A study by the Cats Protection agency in the UK surveyed 600 participants, half of whom struggled with their mental health. They discovered that 87% of cat owners found their cats to have a positive effect on their well-being. In addition, 76% reported cats made regular stressors easier to manage.
Cornwell College student Filipa Denis studied the benefit of human attachment with cats, and found that humans who were attached to their cats experienced great calming effects from the relationship. Cats also fulfill the human need for touch, especially for those whose mental illness prevents them from easily forming attachments with other people. Contrary to popular belief, cats can be affectionate and attached to their humans as well.
“There’s kind of a misnomer that cats are not social creatures. They’ve proven through studying feral colonies that cats are actually very social and they choose to live in social groups,” says Charlottesville, Virginia-based cat behaviorist, Ami Somers. “Cats have a similar connection with people, especially when they’ve been socialized with people early on in life. They want to be with you and they want to connect with you. The truth is cats are very social and they’re very trainable and they do enjoy living with people.”
For forming attachments, providing companionship, and easing mental health symptoms, cats can be an ideal emotional support animal for at-home companionship as well.
“A few years ago, after I was shot, I went through hell, physically, emotionally, mentally, and socially,” says Becky Cole. “I was diagnosed with PTSD and depression.

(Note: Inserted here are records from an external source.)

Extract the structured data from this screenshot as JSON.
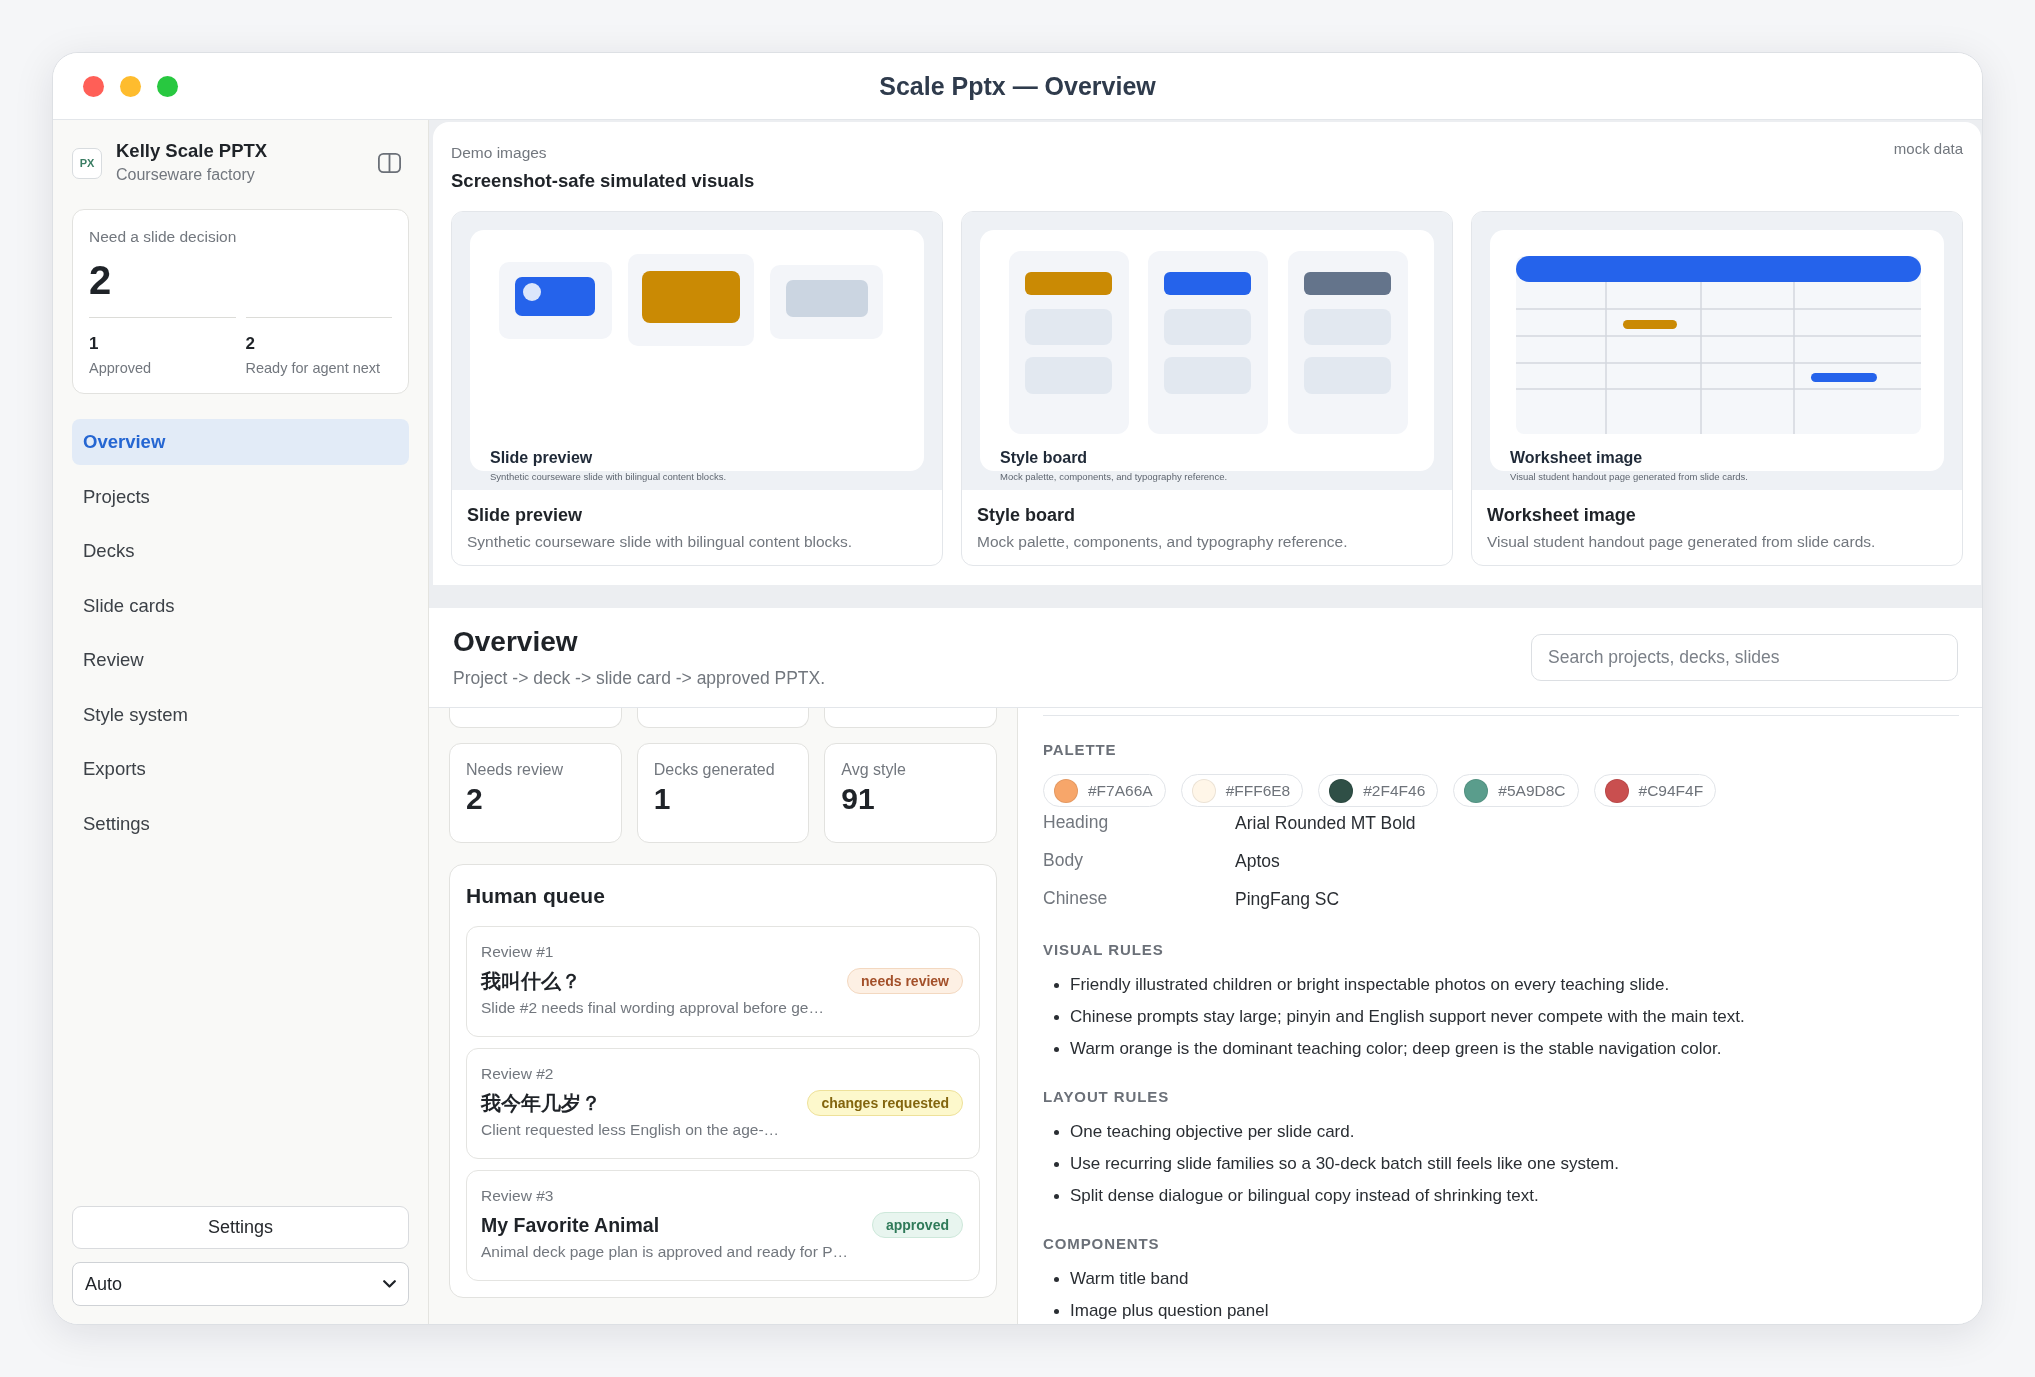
{
  "window": {
    "title": "Scale Pptx — Overview"
  },
  "sidebar": {
    "brand": {
      "logo": "PX",
      "name": "Kelly Scale PPTX",
      "subtitle": "Courseware factory"
    },
    "decision_card": {
      "label": "Need a slide decision",
      "value": "2",
      "stats": [
        {
          "value": "1",
          "label": "Approved"
        },
        {
          "value": "2",
          "label": "Ready for agent next"
        }
      ]
    },
    "nav": [
      {
        "label": "Overview",
        "selected": true
      },
      {
        "label": "Projects",
        "selected": false
      },
      {
        "label": "Decks",
        "selected": false
      },
      {
        "label": "Slide cards",
        "selected": false
      },
      {
        "label": "Review",
        "selected": false
      },
      {
        "label": "Style system",
        "selected": false
      },
      {
        "label": "Exports",
        "selected": false
      },
      {
        "label": "Settings",
        "selected": false
      }
    ],
    "settings_button": "Settings",
    "theme_select": {
      "value": "Auto"
    }
  },
  "demo_images": {
    "eyebrow": "Demo images",
    "title": "Screenshot-safe simulated visuals",
    "tag": "mock data",
    "cards": [
      {
        "kind": "slide",
        "preview_title": "Slide preview",
        "preview_caption": "Synthetic courseware slide with bilingual content blocks.",
        "title": "Slide preview",
        "description": "Synthetic courseware slide with bilingual content blocks."
      },
      {
        "kind": "style_board",
        "preview_title": "Style board",
        "preview_caption": "Mock palette, components, and typography reference.",
        "title": "Style board",
        "description": "Mock palette, components, and typography reference."
      },
      {
        "kind": "worksheet",
        "preview_title": "Worksheet image",
        "preview_caption": "Visual student handout page generated from slide cards.",
        "title": "Worksheet image",
        "description": "Visual student handout page generated from slide cards."
      }
    ]
  },
  "overview": {
    "title": "Overview",
    "subtitle": "Project -> deck -> slide card -> approved PPTX.",
    "search": {
      "placeholder": "Search projects, decks, slides"
    },
    "stats": [
      {
        "label": "Needs review",
        "value": "2"
      },
      {
        "label": "Decks generated",
        "value": "1"
      },
      {
        "label": "Avg style",
        "value": "91"
      }
    ],
    "human_queue": {
      "title": "Human queue",
      "items": [
        {
          "label": "Review #1",
          "title": "我叫什么？",
          "description": "Slide #2 needs final wording approval before ge…",
          "status": {
            "text": "needs review",
            "kind": "pending"
          }
        },
        {
          "label": "Review #2",
          "title": "我今年几岁？",
          "description": "Client requested less English on the age-…",
          "status": {
            "text": "changes requested",
            "kind": "changes"
          }
        },
        {
          "label": "Review #3",
          "title": "My Favorite Animal",
          "description": "Animal deck page plan is approved and ready for P…",
          "status": {
            "text": "approved",
            "kind": "approved"
          }
        }
      ]
    },
    "style_guide": {
      "palette_title": "PALETTE",
      "palette": [
        {
          "color": "#f7a66a",
          "label": "#F7A66A"
        },
        {
          "color": "#fff6e8",
          "label": "#FFF6E8"
        },
        {
          "color": "#2f4f46",
          "label": "#2F4F46"
        },
        {
          "color": "#5a9d8c",
          "label": "#5A9D8C"
        },
        {
          "color": "#c94f4f",
          "label": "#C94F4F"
        }
      ],
      "fonts": [
        {
          "role": "Heading",
          "value": "Arial Rounded MT Bold"
        },
        {
          "role": "Body",
          "value": "Aptos"
        },
        {
          "role": "Chinese",
          "value": "PingFang SC"
        }
      ],
      "sections": [
        {
          "title": "VISUAL RULES",
          "items": [
            "Friendly illustrated children or bright inspectable photos on every teaching slide.",
            "Chinese prompts stay large; pinyin and English support never compete with the main text.",
            "Warm orange is the dominant teaching color; deep green is the stable navigation color."
          ]
        },
        {
          "title": "LAYOUT RULES",
          "items": [
            "One teaching objective per slide card.",
            "Use recurring slide families so a 30-deck batch still feels like one system.",
            "Split dense dialogue or bilingual copy instead of shrinking text."
          ]
        },
        {
          "title": "COMPONENTS",
          "items": [
            "Warm title band",
            "Image plus question panel"
          ]
        }
      ]
    }
  }
}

It was my cat, Simon, who got me through it all. There were nights where I wouldn’t realize I was crying in my sleep and I would wake up to him licking my tears. He was my bridge back into the human world, because he kept me from shutting down altogether. It was almost like he was forcing his paw in the door, so I couldn’t shut it completely on everything.”

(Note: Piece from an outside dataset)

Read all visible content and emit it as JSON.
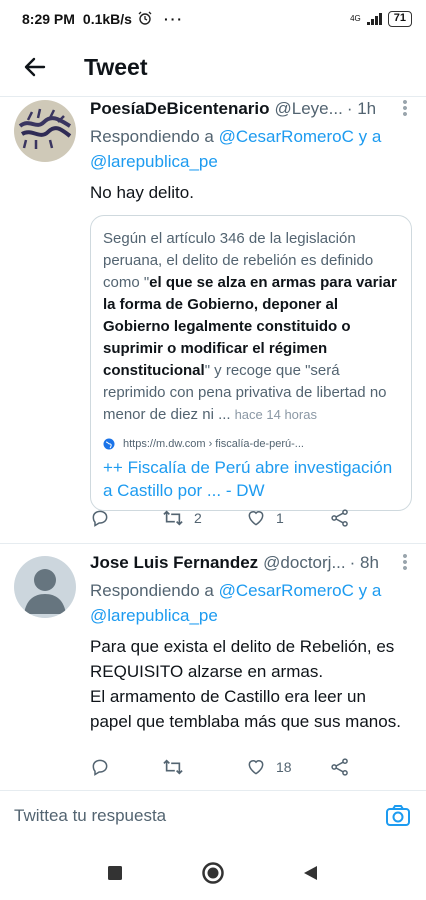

Though only dogs and miniature horses qualify as service animals, cats can be considered emotional support animals, designated as “comfort animals” to those with mental illnesses. Accommodations for ESAs are not as extensive as service animals, but they do qualify for protections under the Fair Housing Act. For example, ESAs must be permitted in housing with a “no pet policy,” as landlords are required to provide “reasonable accommodation” for those who rely on an animal for support. To qualify for an ESA, a mental health professional must supply an official letter.
“Similar to a person who needs glasses in order to be able to see, the animal serves a function to improve the psychological functioning of the person,” Long says. “In order to have [an emotional support] animal, a mental health provider would have to deem it as a necessary accommodation to help the individual through everyday life.”
Cats may be often overlooked, but whether serving as a critical companion at home, an official emotional support animal, or a part of the healing process in therapy, they can greatly improve our mental health.
“I have dealt with depression, anxiety, and panic attacks for over 20 years,” says Alyssa Heller. “My mental health has improved tremendously since [my cat] Shadow came into my life. … I am definitely happier, I don’t cry nearly as often, and the anxiety is much more manageable. … On the days I’m having a rough mental health episode, her presence enables me to work through the symptoms and I rarely have to call on family or friends for assistance anymore. I highly recommend a cat as a companion animal to anyone who deals with mental health issues.”
My cats have become integral to my own mental health — and I wouldn’t have it any other way. They make sure I get out of bed in the morning and keep me moving forward. Their playful antics bring me joy and their warm presence at night helps me fall asleep.
Most importantly, their constant companionship reminds me that I have value and purpose.